dpm is a Birmingham-based freelancer with experience of arts and lifestyle features.
Production inspired by assassination in a theatre
Verdi's Un ballo in maschera (A Masked Ball) is given a makeover in this new production by Welsh National Opera performed at Birmingham Hippodrome in the company's spring tour.
Based on the real-life assassination of Swedish King Gustav III while at a masked ball in the theatre he commissioned, director David Pountney returns to this original story for much of his inspiration. The theatre is both the start and the end point for this. Raimund Bauer's huge set reflects the boxes in a theatre with three large moveable walls which allow the space to contract, expand and even split down the middle when required.
This works really effectively at times but it does also have its limitations. When recreating the inside of a palace, mansion or the theatre itself, it focuses the scene but when the action moves to outside on a wild and fearsome midnight under the gallows, the red seats become a distraction and make it hard for the audience to visualise the real eeriness of this place.
There are also times when the metaphor is so heavy-handed it becomes almost a parody of itself. When fortune-teller Ulrica warns of the assassination there's no sense of menace but, sitting on a giant seat peering down on the rest of the cast, Sara Fulgoni as Ulrica just looks uncomfortable. Furthermore, the costumes of her minions with swords and scissors sticking out of blood-splashed wounds are reminiscent of fancy dress outfits for a Halloween party rather than demonic.

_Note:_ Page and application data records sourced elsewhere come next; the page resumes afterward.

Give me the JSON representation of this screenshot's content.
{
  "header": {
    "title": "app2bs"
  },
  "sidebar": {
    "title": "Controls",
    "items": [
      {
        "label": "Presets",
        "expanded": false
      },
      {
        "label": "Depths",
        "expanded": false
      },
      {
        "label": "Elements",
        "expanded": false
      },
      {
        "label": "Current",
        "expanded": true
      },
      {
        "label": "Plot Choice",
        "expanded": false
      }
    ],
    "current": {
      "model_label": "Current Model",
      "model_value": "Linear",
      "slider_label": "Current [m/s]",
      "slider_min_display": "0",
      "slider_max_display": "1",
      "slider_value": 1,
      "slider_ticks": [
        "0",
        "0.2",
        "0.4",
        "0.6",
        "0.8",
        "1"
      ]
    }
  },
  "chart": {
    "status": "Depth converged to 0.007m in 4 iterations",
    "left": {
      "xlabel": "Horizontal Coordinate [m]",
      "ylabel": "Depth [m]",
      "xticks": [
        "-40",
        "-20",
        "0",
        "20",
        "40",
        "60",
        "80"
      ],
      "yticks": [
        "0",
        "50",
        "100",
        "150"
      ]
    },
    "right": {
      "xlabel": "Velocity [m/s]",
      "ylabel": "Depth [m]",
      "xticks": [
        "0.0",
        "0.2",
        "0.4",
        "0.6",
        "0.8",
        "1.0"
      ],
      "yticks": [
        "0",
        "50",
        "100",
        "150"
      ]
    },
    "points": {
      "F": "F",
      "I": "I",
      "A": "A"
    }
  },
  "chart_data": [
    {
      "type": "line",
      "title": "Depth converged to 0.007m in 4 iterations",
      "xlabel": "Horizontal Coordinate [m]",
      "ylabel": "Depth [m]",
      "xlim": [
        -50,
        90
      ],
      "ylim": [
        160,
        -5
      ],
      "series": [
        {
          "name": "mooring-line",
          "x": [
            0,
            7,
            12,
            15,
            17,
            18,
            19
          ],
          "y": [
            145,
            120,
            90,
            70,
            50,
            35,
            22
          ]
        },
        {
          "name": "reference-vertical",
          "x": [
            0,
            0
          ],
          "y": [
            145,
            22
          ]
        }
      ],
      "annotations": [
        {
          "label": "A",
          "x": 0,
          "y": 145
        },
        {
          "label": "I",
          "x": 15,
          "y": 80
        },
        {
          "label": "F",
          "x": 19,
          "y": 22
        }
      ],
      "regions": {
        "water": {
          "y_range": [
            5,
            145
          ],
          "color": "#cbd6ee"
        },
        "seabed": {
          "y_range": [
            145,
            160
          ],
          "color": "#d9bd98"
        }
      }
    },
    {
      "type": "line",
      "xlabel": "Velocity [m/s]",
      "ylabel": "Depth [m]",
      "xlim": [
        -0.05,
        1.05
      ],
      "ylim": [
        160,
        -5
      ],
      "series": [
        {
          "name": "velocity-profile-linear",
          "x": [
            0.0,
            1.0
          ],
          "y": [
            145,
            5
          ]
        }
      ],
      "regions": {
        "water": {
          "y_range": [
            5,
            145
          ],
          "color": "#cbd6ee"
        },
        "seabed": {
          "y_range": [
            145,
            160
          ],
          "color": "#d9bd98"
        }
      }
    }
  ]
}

By the closing scene which sees the assassination of the Gustav figure, who Verdi re-imagined as a governor called Riccardo, it has all become a bit of a muddle. Riccardo, played by Gwyn Hughes Jones, isn't actually stabbed because he's swapped places with a double who takes the knife. Instead, Riccardo stands to the side reading from a book until the very final scene where everyone else drops down dead and he's the last man standing. Confused? You're not alone.
The problem with all of this is that it loses the plot somewhat. While it may all look very lavish, the central love triangle between Riccardo, his best friend Renato and Renato's wife Amelia becomes a side-line to the set and its shock factor.
That's not to say there aren't some very strong performances. Mary Elizabeth Williams excels as Amelia, a woman whose heart belongs to two men and who is determined to do what's right – if only she can work out what that is. Hughes Jones is a complex Riccardo leaving the audience ambivalent as to his fate. His enemies and his allies are many and we're not quite sure which camp we're in. Moving from friend to enemy is Roland Wood's Renato, a man driven to vengeance by what he believes is betrayal from his wife and friend. And Harriet Eyley gives the character of Riccardo's servant Oscar plenty of energy and life.
Verdi's score is handled brilliantly by the WNO Orchestra and conductor Carlo Rizzi who bring out both is drama but also its sensitivity.
Marie-Jeanne Lecca's costumes are strongest at the masked ball when all the characters, except Riccardo, are dressed like Day of the Dead figures presaging the murder about to happen. As they fill the stage with their skeletal figures and skull faces taking up the dance, there's finally that sense that fate will come full circle, Riccardo will face his reckoning and Death will have its moment.
Un ballo in maschera is performed alongside Mozart's The Magic Flute (March 7 and 9) and Donizetti's Roberto Devereux (Mar 8). See birminghamhippodrome.com for full details.